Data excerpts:

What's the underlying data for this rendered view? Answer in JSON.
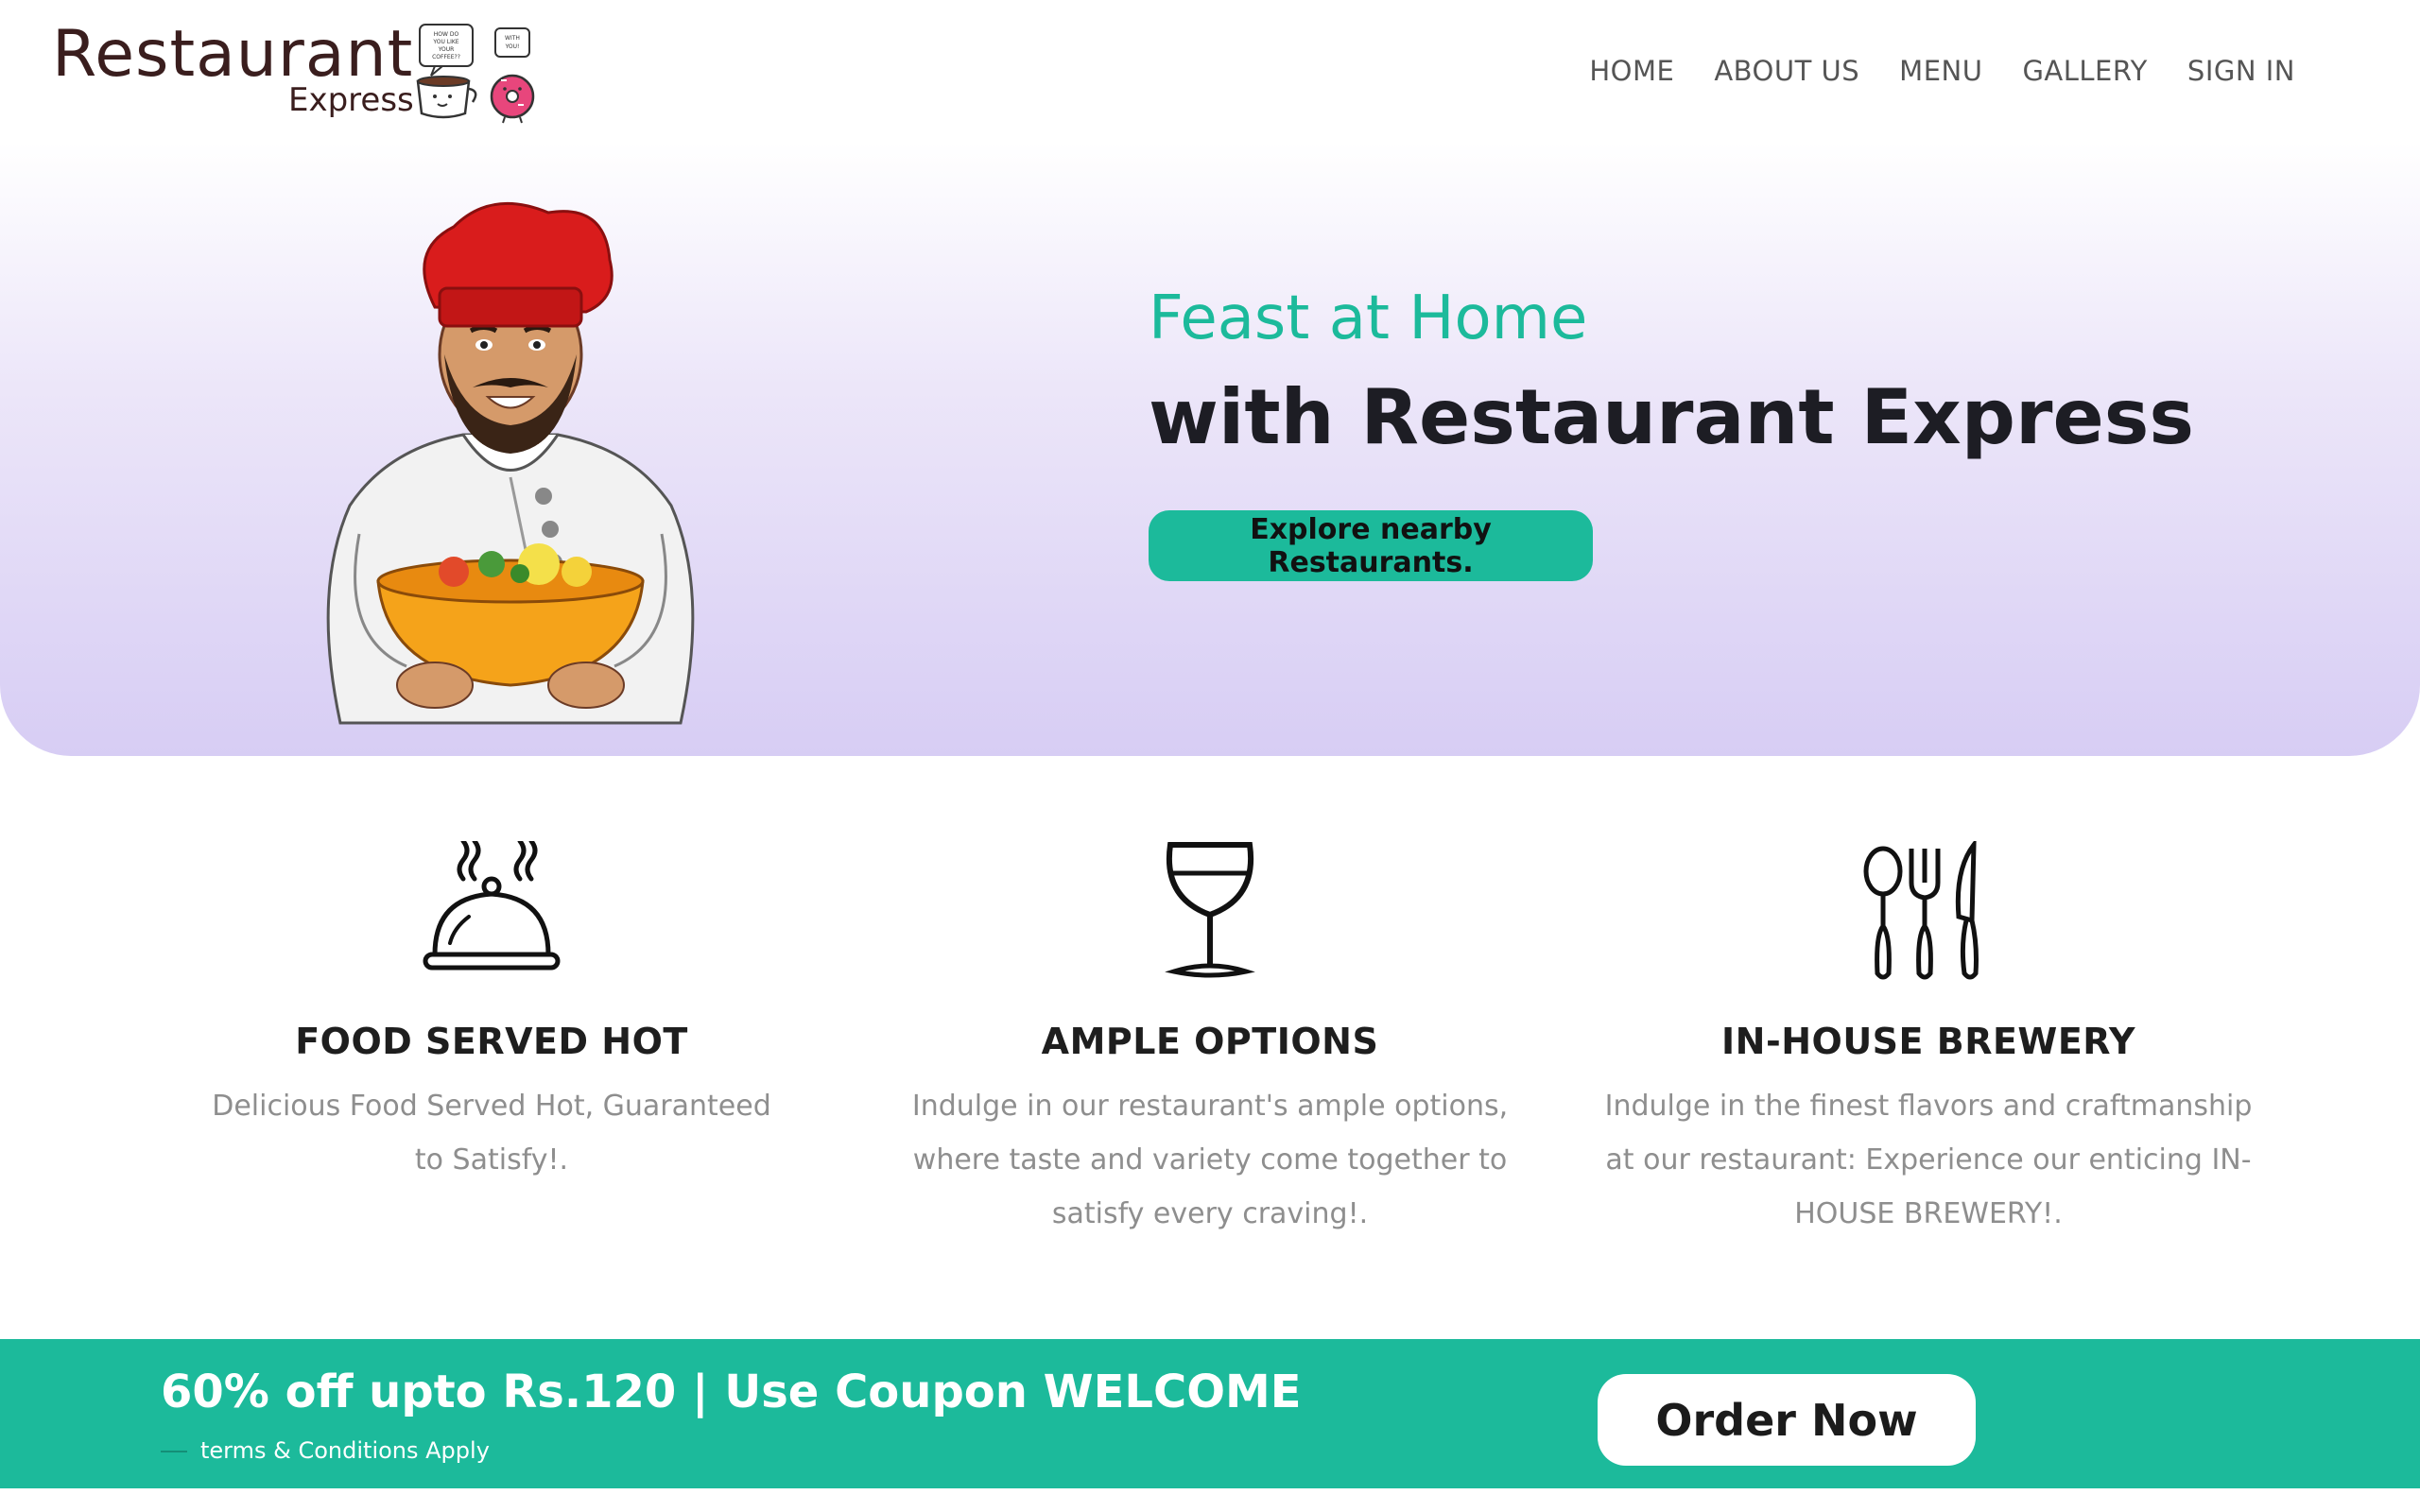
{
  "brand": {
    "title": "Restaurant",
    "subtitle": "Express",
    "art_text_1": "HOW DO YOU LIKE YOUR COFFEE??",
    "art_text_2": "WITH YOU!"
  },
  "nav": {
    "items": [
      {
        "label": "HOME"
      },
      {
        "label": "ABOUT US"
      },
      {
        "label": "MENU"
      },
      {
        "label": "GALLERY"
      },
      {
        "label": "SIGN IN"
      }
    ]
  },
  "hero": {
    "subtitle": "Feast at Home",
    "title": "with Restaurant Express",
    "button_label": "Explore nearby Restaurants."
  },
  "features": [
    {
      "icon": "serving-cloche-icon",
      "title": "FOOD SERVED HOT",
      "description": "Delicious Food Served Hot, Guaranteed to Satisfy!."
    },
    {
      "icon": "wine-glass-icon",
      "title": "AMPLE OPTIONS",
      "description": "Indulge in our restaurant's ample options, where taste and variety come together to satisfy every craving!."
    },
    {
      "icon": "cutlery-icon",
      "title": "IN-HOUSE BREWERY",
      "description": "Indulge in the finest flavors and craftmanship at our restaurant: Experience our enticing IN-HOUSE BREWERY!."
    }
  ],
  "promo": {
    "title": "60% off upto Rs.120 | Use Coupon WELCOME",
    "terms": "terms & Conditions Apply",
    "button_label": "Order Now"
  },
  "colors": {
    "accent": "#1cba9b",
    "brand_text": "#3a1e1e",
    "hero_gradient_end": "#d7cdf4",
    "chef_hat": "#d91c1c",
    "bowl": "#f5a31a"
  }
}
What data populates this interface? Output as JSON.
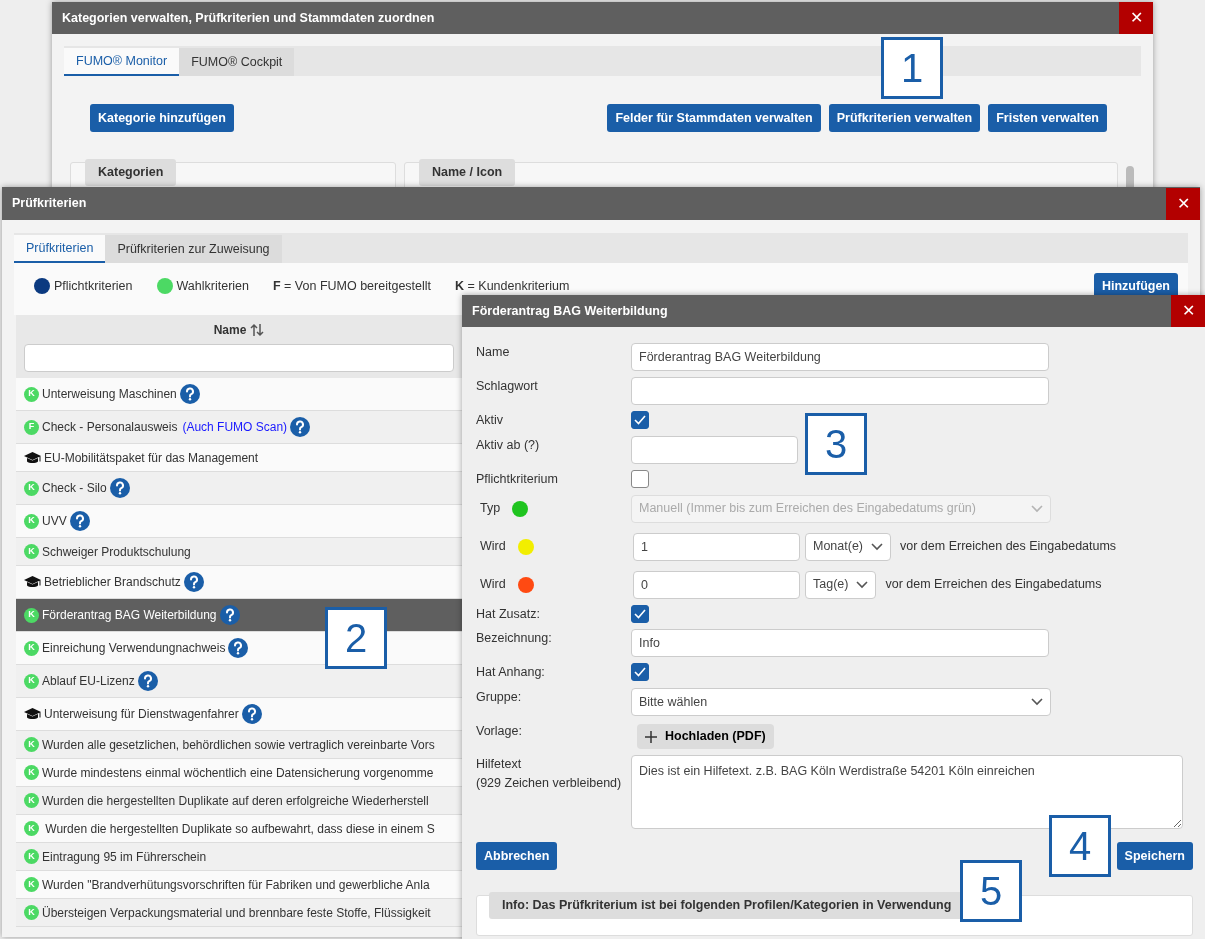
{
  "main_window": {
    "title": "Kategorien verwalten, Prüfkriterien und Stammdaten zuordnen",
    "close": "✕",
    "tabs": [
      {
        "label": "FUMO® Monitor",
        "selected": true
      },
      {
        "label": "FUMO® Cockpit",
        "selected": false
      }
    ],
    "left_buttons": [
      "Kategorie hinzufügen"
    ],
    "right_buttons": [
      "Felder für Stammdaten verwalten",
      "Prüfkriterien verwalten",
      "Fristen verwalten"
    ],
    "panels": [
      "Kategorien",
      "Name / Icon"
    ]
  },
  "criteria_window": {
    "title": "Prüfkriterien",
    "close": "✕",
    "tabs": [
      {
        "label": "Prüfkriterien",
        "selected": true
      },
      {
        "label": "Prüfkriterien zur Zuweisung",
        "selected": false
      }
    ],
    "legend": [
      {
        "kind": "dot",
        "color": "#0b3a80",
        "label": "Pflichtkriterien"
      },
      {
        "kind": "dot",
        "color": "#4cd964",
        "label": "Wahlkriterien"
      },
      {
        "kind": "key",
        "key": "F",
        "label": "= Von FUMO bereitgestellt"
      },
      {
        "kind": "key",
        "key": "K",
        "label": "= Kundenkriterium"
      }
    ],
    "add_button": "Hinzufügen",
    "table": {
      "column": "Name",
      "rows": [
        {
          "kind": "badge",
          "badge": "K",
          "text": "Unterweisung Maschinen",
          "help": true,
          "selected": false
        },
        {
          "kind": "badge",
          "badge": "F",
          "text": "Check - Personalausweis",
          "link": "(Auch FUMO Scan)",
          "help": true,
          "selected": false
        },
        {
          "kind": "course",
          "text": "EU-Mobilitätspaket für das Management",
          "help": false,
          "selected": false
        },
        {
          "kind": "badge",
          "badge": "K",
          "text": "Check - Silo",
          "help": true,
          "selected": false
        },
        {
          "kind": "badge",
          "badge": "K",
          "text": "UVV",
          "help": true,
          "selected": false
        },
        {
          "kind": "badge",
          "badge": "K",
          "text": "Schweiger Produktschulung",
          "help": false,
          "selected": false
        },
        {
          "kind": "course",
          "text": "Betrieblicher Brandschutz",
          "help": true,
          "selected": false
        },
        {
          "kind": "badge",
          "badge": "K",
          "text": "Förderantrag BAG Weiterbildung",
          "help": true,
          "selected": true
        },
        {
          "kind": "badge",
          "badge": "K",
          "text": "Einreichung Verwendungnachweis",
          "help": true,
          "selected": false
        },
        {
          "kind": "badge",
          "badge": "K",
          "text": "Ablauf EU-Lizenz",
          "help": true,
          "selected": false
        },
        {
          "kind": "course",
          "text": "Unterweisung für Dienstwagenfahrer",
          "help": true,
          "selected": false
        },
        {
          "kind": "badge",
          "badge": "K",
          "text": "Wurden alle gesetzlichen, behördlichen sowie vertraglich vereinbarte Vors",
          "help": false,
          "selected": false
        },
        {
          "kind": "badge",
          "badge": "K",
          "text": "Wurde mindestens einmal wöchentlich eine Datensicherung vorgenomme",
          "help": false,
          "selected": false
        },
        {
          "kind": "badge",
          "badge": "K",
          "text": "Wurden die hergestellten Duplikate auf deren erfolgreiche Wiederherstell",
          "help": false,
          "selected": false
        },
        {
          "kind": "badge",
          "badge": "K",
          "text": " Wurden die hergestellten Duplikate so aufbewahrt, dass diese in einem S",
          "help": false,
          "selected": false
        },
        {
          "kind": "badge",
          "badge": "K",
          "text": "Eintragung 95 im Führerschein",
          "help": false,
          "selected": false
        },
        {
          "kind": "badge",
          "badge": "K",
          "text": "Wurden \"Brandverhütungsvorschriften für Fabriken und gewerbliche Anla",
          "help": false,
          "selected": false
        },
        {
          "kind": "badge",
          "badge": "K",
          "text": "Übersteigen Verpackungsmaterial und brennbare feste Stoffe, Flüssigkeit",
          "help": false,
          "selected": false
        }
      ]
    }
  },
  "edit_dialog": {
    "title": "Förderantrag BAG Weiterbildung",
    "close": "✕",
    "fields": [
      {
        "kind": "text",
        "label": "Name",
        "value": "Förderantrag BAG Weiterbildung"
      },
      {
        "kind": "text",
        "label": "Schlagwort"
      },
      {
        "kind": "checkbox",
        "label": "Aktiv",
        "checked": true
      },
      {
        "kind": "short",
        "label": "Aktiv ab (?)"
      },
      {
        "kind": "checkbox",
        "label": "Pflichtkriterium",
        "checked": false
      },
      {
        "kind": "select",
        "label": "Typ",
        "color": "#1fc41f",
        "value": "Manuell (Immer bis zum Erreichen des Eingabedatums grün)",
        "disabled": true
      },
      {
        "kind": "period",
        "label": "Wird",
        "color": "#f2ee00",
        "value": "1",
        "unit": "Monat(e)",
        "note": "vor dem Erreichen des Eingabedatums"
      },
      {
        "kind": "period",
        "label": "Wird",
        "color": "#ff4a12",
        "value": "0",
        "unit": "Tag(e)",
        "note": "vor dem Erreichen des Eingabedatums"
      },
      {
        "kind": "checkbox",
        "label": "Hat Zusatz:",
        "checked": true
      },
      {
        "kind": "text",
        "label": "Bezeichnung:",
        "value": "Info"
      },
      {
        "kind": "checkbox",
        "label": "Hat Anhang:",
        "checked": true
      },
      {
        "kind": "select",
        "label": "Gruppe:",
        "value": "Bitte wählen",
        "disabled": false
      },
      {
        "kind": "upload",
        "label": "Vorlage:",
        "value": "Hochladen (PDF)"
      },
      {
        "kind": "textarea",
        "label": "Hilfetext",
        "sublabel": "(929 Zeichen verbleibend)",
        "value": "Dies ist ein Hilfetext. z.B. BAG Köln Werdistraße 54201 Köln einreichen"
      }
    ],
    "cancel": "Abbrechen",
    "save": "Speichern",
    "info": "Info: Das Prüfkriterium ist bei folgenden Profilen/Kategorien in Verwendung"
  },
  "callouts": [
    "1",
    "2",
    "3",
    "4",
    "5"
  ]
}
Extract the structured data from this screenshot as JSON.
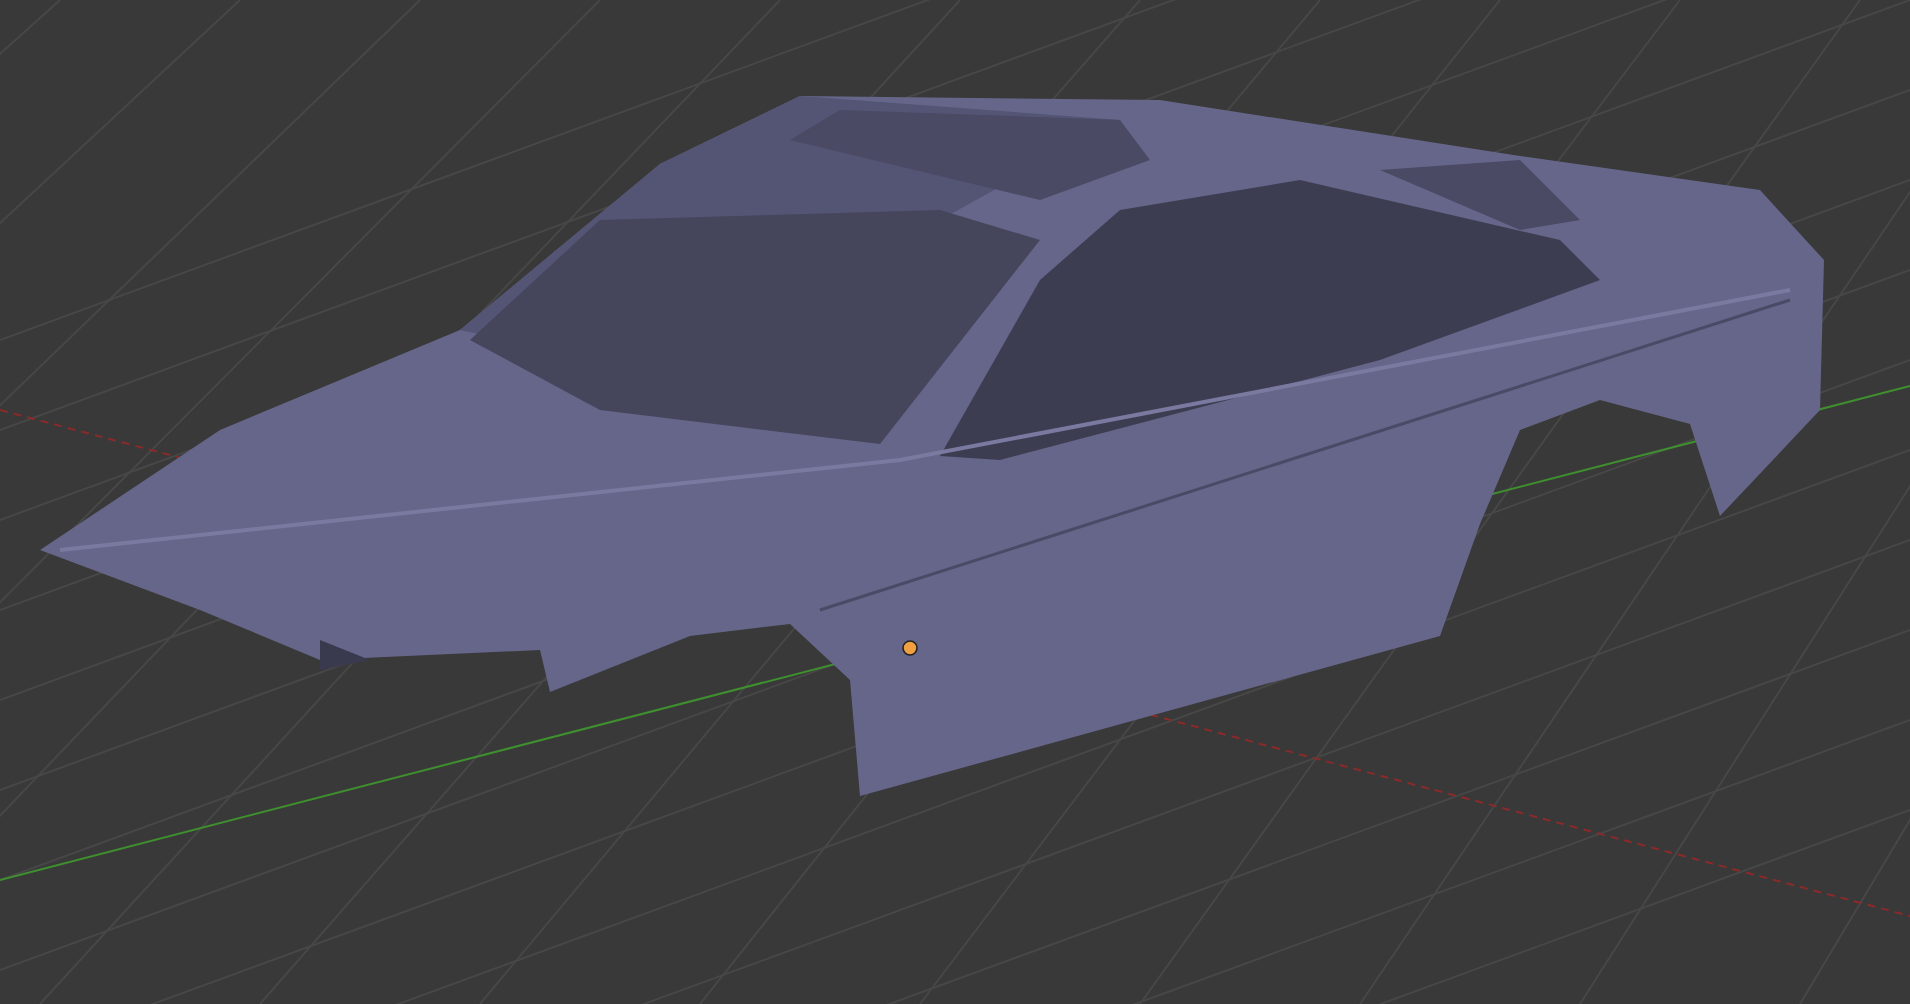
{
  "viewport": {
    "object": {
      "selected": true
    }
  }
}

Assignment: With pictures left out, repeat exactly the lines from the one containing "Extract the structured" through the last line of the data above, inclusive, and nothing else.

Reply to the task:
Extract the structured data from this screenshot as JSON.
{
  "viewport": {
    "object": {
      "selected": true
    }
  }
}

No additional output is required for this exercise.